  • health problems with the baby
  • a complicated pregnancy or delivery
  • a lack of social support
  • a childhood history of sexual abuse or trauma
  • chemical dependency in your family
  • confusing or negative feelings about the pregnancy
  • feeling uneasy about your new role as a mother

If one of more of these risk factors applies to you, it is possible to reduce your chances of developing postpartum depression. Speak with your doctor or consult a mental health professional.

Can I prevent postpartum depression?

A postpartum depression may not be preventable in all cases, though it certainly is possible to reduce the severity and duration of symptoms, should they occur. Even before delivery, identify the stressors in your life and reduce or eliminate them where possible. Actively recruit a support system during pregnancy so that you will feel less alone and overwhelmed after the baby arrives. Enlist the support of people around you in the early months so that you will have some free time, and be able to get some rest (i.e. not running errands and doing chores every time your baby sleeps).  When things are challenging, or you start to feel sad or overwhelmed, do not deny your feelings or feel guilty for having them. Educating yourself about postpartum mood disorders is one of the best ways to ensure early diagnosis and treatment. Postpartum mood disorders are treatable. Seeking the help of a physician and a qualified Langley therapist is essential.

What are the treatments for a postpartum mood disorder?

Decisions about treatment for postpartum mood disorders vary according to the severity of symptoms. Professional opinion, however, often supports the use of antidepressant medications in combination with therapy from a qualified couple and family therapist. Working with a couple and family therapist, treatment will include an assessment of contributing factors, after which you will work together on specific concerns. Involving other family members in treatment is also effective as it allows the family and/or partner to better understand the depression and be a source of support for the mother. A couple and family therapist may work with individuals and/or the family as a whole to identify solutions that can be implemented right away.

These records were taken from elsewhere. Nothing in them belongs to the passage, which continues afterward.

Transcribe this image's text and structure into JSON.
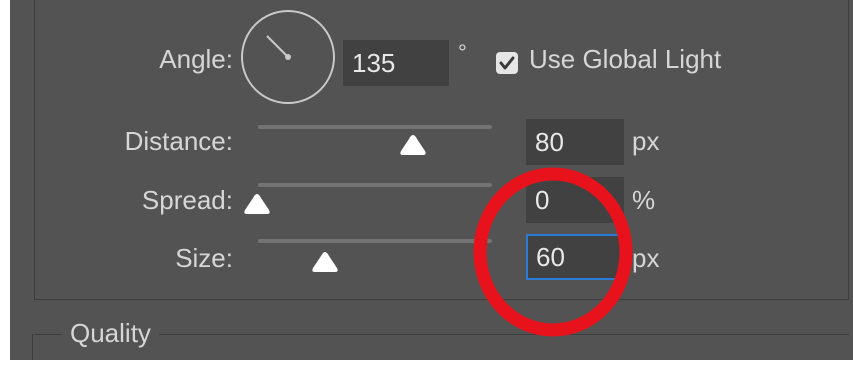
{
  "angle": {
    "label": "Angle:",
    "value": "135",
    "unit": "°",
    "use_global_light": {
      "label": "Use Global Light",
      "checked": true
    }
  },
  "distance": {
    "label": "Distance:",
    "value": "80",
    "unit": "px",
    "slider_fraction": 0.63
  },
  "spread": {
    "label": "Spread:",
    "value": "0",
    "unit": "%",
    "slider_fraction": 0.0
  },
  "size": {
    "label": "Size:",
    "value": "60",
    "unit": "px",
    "slider_fraction": 0.28
  },
  "quality": {
    "label": "Quality"
  },
  "colors": {
    "panel_bg": "#535353",
    "field_bg": "#414141",
    "focus_border": "#2b7bd6",
    "annotation": "#e8121c"
  },
  "icons": {
    "angle_dial": "angle-dial-icon",
    "checkmark": "checkmark-icon",
    "slider_thumb": "triangle-slider-thumb",
    "annotation": "red-circle-annotation"
  }
}
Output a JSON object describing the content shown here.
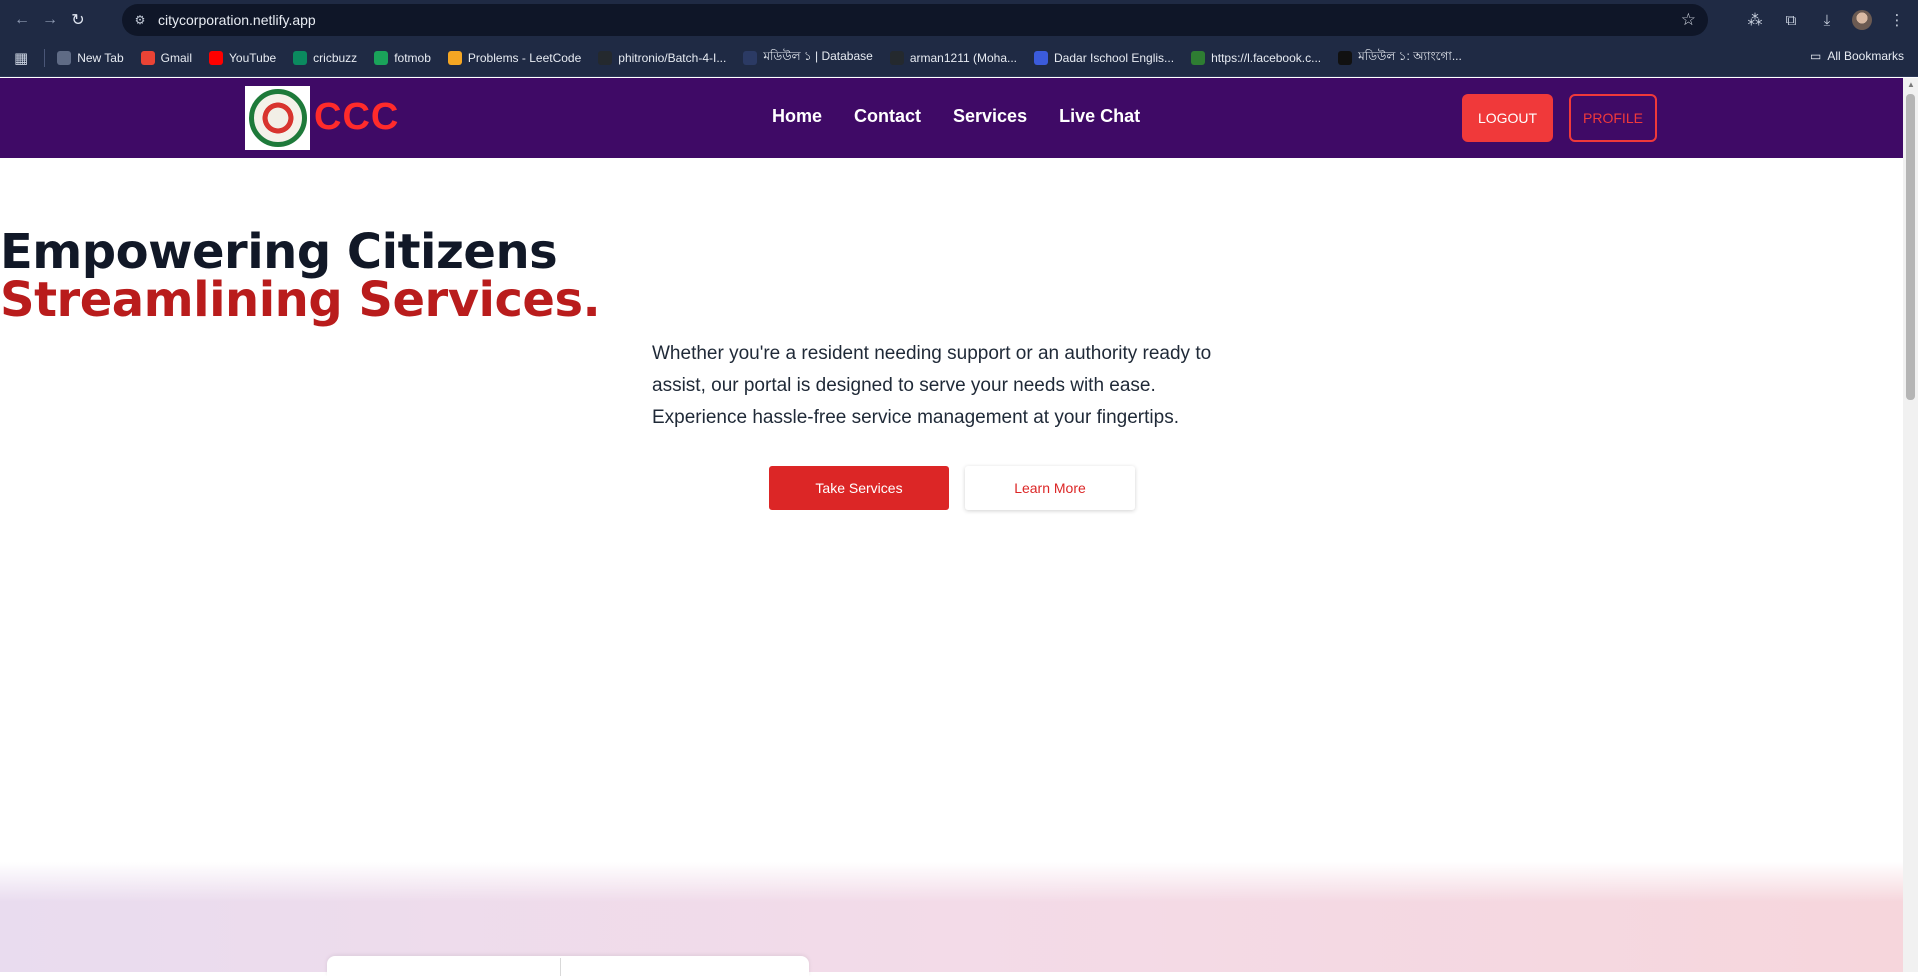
{
  "browser": {
    "url": "citycorporation.netlify.app",
    "bookmarks": [
      {
        "label": "New Tab",
        "icon": "globe-icon",
        "color": "#5f6b85"
      },
      {
        "label": "Gmail",
        "icon": "gmail-icon",
        "color": "#ea4335"
      },
      {
        "label": "YouTube",
        "icon": "youtube-icon",
        "color": "#ff0000"
      },
      {
        "label": "cricbuzz",
        "icon": "cricbuzz-icon",
        "color": "#0b8a5f"
      },
      {
        "label": "fotmob",
        "icon": "fotmob-icon",
        "color": "#1aa35a"
      },
      {
        "label": "Problems - LeetCode",
        "icon": "leetcode-icon",
        "color": "#f5a623"
      },
      {
        "label": "phitronio/Batch-4-I...",
        "icon": "github-icon",
        "color": "#24292e"
      },
      {
        "label": "মডিউল ১ | Database",
        "icon": "doc-icon",
        "color": "#2b3a64"
      },
      {
        "label": "arman1211 (Moha...",
        "icon": "github-icon",
        "color": "#24292e"
      },
      {
        "label": "Dadar Ischool Englis...",
        "icon": "school-icon",
        "color": "#3b5bdb"
      },
      {
        "label": "https://l.facebook.c...",
        "icon": "link-icon",
        "color": "#2e7d32"
      },
      {
        "label": "মডিউল ১: অ্যাংগো...",
        "icon": "d-icon",
        "color": "#111111"
      }
    ],
    "all_bookmarks": "All Bookmarks"
  },
  "navbar": {
    "logo_text": "CCC",
    "menu": [
      "Home",
      "Contact",
      "Services",
      "Live Chat"
    ],
    "logout": "LOGOUT",
    "profile": "PROFILE"
  },
  "hero": {
    "title_line1": "Empowering Citizens",
    "title_line2": "Streamlining Services.",
    "description": "Whether you're a resident needing support or an authority ready to assist, our portal is designed to serve your needs with ease. Experience hassle-free service management at your fingertips.",
    "primary_button": "Take Services",
    "secondary_button": "Learn More"
  },
  "colors": {
    "navbar_bg": "#3f0a66",
    "accent_red": "#dc2626",
    "logo_red": "#ff2b2b"
  }
}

Group therapy with other women who are experiencing a postpartum mood disorder, has also been found to improve depression by reducing isolation that many women feel in the early months of parenthood. It is important to know that if you are breastfeeding, options are available – it may not be necessary to stop nursing while taking antidepressants. Be sure to consult with your doctor about medication options that are appropriate for your particular circumstances.

Postpartum mood disorders are treatable; with a little help, you can find your resilience. Asking for help is difficult for many women. It’s also the first step to feeling better. Seeking help will benefit both mother and baby. Call or email Michele in Langley today.

Langley Resilient Postpartum Mother and Baby

 See Michele’s blog with research update on this topic.